**Records for the exercise:**

○ ○ ○ ○ ○ ○ ○

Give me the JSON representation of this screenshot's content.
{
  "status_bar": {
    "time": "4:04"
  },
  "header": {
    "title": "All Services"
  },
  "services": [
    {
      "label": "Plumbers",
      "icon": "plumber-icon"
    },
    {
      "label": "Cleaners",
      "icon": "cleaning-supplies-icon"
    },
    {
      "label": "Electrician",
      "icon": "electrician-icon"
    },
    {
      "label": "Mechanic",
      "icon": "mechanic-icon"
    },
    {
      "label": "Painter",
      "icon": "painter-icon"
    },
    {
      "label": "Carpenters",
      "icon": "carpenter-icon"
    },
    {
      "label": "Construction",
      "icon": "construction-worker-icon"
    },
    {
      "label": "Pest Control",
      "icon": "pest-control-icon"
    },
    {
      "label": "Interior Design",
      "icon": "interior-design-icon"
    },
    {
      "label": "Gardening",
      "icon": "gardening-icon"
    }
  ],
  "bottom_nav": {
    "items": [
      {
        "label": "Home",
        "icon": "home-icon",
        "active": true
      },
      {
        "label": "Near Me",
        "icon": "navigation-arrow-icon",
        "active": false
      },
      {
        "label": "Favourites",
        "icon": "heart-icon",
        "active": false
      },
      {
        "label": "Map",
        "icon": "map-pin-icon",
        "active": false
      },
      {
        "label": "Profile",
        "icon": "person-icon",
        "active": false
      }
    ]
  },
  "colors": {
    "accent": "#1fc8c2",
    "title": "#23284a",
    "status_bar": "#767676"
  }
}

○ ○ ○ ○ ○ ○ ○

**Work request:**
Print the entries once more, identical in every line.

**Response:**
Give me the JSON representation of this screenshot's content.
{
  "status_bar": {
    "time": "4:04"
  },
  "header": {
    "title": "All Services"
  },
  "services": [
    {
      "label": "Plumbers",
      "icon": "plumber-icon"
    },
    {
      "label": "Cleaners",
      "icon": "cleaning-supplies-icon"
    },
    {
      "label": "Electrician",
      "icon": "electrician-icon"
    },
    {
      "label": "Mechanic",
      "icon": "mechanic-icon"
    },
    {
      "label": "Painter",
      "icon": "painter-icon"
    },
    {
      "label": "Carpenters",
      "icon": "carpenter-icon"
    },
    {
      "label": "Construction",
      "icon": "construction-worker-icon"
    },
    {
      "label": "Pest Control",
      "icon": "pest-control-icon"
    },
    {
      "label": "Interior Design",
      "icon": "interior-design-icon"
    },
    {
      "label": "Gardening",
      "icon": "gardening-icon"
    }
  ],
  "bottom_nav": {
    "items": [
      {
        "label": "Home",
        "icon": "home-icon",
        "active": true
      },
      {
        "label": "Near Me",
        "icon": "navigation-arrow-icon",
        "active": false
      },
      {
        "label": "Favourites",
        "icon": "heart-icon",
        "active": false
      },
      {
        "label": "Map",
        "icon": "map-pin-icon",
        "active": false
      },
      {
        "label": "Profile",
        "icon": "person-icon",
        "active": false
      }
    ]
  },
  "colors": {
    "accent": "#1fc8c2",
    "title": "#23284a",
    "status_bar": "#767676"
  }
}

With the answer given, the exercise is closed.